And here they stand in the Temple of Bastet—comediennes and saviors of cats the world over. Dressed in Her pristine pink bow, Howdykitty runs the high-class CATafalqué Rescutorium, a safe home off the streets for fallen and wandering cats who have, as She says, “suffered a CATastrophe.” Lucky are the cats who meet HowdyKitty, Who teaches them to be winsome and adoptable. Wearing Her tattered pink ribbon, IndyKitty dances and sings with the cats that won’t be tamed. “My kits,” She says, “are CATegorically free! They live in the CAT-bird seat!” Lucky are the cats who meet IndyKitty, Who teaches them to be fierce (when necessary) and highly resourceful.
“So don’t give us any CAT-calls,” say HowdyKitty and Indykitty. “We are doing the holy work that Bastet and Sekhmet assign to Us. So don’t howl at Us. Don’t CATerwall at Us. We don’t need any of your psychological CATharsis or CAThexis. We don’t need—” [Well, that’s quite enough. We can see where this is going…can’t we.]
Both of the Goddesses feed Their kittens the best cream and catnip (well, to be realistic, good canned and crunchy food, too) and lead them in games with feathers. And like the Great Mehitabel, they dance and sing— Toujours gai, toujours gai, there’s a dance or two in the old dame yet! Being such great dancers, of course HowdyKitty and IndyKitty attend the Jellicle Balls every year, where Their favorite partners are the big, strong Munkustrap and Rum Tum Tugger. They also like Gus the Theatre Cat quite a lot. But They are, alas, never chosen to ascend to the Heaviside Layer [which to us poor mortals is heaven].
“So what!” say HowdyKitty and IndiKitty. “That’s quite all right! We would come right back here, anyway. We’re much too busy with our CATachrestical work—” [oops, They’ve snuck another one in] “—and We must do our proper LadyKitty duties. We want Our kits to stay alive and well. We want no kitty CATacombs.” And suddenly on each face appears a familiar smile and those faces soon become all smile and all teeth, to which Alice, were she present, would say, “I have often seen a cat without a grin but never a grin without a cat.”
“We know every cat in every book ever written,” say HowdyKitty and IndyKitty as They take Their accustomed seats in the temple, One on a plump velvet cushion, the Other on a fence. “We are personal friends with Greebo and Puss in Boots and Crookshanks and Maurice and—” [Oh, good grief!

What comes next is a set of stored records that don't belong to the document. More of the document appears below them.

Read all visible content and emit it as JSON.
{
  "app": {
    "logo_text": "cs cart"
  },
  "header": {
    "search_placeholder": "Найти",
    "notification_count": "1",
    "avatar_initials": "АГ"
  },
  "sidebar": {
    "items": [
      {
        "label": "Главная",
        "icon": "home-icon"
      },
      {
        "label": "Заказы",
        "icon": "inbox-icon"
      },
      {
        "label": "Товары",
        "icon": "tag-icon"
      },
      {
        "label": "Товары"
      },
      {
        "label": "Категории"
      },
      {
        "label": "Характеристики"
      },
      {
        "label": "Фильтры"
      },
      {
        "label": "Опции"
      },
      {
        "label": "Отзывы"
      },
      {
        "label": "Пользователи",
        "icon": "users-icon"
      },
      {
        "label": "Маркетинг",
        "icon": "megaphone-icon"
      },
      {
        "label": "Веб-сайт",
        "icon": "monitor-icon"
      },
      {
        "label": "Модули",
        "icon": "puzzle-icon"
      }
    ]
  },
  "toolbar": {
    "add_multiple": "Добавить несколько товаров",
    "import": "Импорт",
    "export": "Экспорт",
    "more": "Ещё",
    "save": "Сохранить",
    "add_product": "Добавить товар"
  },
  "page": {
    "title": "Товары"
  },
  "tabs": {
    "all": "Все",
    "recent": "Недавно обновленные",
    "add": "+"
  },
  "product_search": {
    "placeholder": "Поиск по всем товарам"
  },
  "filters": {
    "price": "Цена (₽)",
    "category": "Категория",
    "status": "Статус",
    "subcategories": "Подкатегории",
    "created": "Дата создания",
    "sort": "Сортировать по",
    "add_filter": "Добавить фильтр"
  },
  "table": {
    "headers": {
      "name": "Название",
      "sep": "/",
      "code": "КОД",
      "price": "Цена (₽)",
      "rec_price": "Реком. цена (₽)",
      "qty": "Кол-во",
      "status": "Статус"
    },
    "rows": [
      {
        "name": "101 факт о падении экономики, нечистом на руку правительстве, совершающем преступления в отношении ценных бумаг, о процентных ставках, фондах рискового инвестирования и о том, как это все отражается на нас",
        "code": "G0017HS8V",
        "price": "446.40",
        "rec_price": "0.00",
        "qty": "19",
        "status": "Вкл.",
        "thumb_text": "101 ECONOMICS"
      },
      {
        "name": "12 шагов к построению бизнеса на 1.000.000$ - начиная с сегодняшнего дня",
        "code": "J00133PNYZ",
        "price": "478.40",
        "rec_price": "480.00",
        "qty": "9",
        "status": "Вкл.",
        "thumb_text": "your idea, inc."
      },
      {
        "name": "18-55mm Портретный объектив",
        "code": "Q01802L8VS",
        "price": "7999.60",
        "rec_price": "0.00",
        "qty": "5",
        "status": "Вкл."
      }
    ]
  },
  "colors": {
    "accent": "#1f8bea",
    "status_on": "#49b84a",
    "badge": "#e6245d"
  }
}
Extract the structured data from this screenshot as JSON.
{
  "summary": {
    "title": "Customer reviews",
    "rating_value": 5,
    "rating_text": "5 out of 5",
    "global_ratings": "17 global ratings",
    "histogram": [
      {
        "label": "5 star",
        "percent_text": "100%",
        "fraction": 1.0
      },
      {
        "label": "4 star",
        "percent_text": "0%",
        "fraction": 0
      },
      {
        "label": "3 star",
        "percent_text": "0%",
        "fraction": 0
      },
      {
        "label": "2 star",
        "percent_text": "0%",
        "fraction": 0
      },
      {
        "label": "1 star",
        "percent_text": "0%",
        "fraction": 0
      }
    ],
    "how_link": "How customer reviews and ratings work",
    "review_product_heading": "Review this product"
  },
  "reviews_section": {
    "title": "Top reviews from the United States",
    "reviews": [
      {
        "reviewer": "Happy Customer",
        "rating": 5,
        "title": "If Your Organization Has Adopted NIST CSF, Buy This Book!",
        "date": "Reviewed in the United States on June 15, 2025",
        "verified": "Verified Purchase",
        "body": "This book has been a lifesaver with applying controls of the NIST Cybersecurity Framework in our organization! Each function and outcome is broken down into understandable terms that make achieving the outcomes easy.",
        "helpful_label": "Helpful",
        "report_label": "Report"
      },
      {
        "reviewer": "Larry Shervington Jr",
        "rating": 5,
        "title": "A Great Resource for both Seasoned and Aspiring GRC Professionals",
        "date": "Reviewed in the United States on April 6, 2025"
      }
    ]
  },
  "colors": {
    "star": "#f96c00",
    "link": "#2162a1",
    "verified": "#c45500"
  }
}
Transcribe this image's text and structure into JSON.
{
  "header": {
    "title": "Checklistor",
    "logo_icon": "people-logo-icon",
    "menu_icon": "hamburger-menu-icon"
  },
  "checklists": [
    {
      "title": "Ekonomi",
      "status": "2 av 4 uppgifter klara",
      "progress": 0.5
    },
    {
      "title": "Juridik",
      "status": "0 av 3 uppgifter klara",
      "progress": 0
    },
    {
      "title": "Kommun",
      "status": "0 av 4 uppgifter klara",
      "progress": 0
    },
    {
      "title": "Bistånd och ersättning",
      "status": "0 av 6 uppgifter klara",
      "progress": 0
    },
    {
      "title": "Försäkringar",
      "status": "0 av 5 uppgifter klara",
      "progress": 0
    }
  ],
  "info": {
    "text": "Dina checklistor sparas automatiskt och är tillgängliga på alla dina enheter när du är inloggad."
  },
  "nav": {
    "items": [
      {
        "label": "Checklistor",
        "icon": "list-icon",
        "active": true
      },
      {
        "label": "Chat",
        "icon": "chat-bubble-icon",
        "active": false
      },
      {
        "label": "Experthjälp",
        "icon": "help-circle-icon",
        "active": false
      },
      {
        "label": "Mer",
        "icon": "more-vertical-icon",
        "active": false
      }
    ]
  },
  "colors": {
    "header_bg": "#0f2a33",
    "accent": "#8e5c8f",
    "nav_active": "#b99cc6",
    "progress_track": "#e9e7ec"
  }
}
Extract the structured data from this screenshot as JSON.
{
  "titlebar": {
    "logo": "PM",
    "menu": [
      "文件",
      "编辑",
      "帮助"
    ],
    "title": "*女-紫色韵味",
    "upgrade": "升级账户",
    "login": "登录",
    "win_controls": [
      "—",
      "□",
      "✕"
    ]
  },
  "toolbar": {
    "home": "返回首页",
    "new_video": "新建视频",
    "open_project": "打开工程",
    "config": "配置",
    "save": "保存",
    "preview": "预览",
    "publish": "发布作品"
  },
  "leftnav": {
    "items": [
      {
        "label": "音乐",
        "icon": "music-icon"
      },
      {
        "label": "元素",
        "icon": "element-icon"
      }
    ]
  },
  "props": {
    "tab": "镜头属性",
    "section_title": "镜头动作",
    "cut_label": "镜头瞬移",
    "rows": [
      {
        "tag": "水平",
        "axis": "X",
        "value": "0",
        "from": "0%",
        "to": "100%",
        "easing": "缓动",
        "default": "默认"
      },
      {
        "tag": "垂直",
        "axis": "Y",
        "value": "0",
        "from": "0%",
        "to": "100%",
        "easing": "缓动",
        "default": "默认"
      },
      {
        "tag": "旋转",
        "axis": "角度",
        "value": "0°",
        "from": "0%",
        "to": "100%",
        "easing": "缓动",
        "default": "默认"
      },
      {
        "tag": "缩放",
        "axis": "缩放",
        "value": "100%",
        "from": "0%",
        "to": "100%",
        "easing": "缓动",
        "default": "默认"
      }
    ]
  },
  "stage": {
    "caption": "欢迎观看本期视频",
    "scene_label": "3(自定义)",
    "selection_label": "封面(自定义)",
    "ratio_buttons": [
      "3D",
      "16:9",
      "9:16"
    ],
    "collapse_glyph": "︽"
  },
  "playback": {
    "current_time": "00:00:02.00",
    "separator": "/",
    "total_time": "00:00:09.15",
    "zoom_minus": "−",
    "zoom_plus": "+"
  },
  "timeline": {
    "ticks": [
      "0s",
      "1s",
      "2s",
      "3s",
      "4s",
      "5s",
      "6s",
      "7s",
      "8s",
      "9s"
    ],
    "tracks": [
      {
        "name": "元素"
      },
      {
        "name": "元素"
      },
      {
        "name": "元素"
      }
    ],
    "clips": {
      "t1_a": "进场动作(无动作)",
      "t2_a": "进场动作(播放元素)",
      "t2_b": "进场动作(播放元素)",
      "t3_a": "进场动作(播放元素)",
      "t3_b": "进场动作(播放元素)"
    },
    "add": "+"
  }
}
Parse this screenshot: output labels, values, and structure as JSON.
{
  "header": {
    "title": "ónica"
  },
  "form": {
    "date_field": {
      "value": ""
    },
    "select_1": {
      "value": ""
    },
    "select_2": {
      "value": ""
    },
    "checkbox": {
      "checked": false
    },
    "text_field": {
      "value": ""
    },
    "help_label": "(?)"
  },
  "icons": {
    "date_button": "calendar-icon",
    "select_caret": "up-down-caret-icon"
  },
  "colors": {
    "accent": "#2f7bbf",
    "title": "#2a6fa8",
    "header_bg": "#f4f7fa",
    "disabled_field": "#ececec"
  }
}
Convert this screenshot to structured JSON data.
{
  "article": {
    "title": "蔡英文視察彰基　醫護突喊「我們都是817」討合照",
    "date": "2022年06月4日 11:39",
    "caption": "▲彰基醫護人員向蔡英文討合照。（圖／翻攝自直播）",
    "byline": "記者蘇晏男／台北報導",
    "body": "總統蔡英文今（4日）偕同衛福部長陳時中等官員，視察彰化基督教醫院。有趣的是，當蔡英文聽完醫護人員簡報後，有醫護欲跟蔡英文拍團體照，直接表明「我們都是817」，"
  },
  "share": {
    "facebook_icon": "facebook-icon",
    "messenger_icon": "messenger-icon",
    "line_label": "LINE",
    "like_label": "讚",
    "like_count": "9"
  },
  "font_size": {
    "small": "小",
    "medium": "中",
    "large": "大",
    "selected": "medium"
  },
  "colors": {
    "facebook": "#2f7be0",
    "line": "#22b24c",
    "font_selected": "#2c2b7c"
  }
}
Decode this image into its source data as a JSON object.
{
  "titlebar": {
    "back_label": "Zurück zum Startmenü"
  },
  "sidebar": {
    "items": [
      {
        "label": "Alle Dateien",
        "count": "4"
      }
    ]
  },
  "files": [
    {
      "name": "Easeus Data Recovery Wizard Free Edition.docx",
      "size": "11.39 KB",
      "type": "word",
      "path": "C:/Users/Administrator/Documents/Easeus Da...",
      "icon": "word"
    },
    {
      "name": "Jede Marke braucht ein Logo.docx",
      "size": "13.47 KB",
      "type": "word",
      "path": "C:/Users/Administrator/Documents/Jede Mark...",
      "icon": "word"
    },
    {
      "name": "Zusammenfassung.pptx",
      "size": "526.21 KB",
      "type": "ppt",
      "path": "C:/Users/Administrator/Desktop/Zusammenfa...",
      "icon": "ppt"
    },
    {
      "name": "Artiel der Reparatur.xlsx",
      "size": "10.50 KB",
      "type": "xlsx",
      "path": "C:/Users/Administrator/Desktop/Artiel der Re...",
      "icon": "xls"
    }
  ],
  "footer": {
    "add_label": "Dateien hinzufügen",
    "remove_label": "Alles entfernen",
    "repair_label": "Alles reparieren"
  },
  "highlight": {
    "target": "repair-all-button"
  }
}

We’d better leave this right now. Who knows what other Famous Literary Cats might dance into the conversation. Why, I can see the Cat in the Hat just down the block. He’s coming to join—
Can you tell Finding New Goddesses is one of my favorite books? I keep having fun with the blessed Verbena and Finding new girls. (I also Found one god.) BUY THIS BOOK. I have lots of copies, so if you want to read about Our Lady of Guilt (all mothers) and her daughter Libida Loca or Mimsy Borogove, the modern muse and want a signed copy of the book, send me an email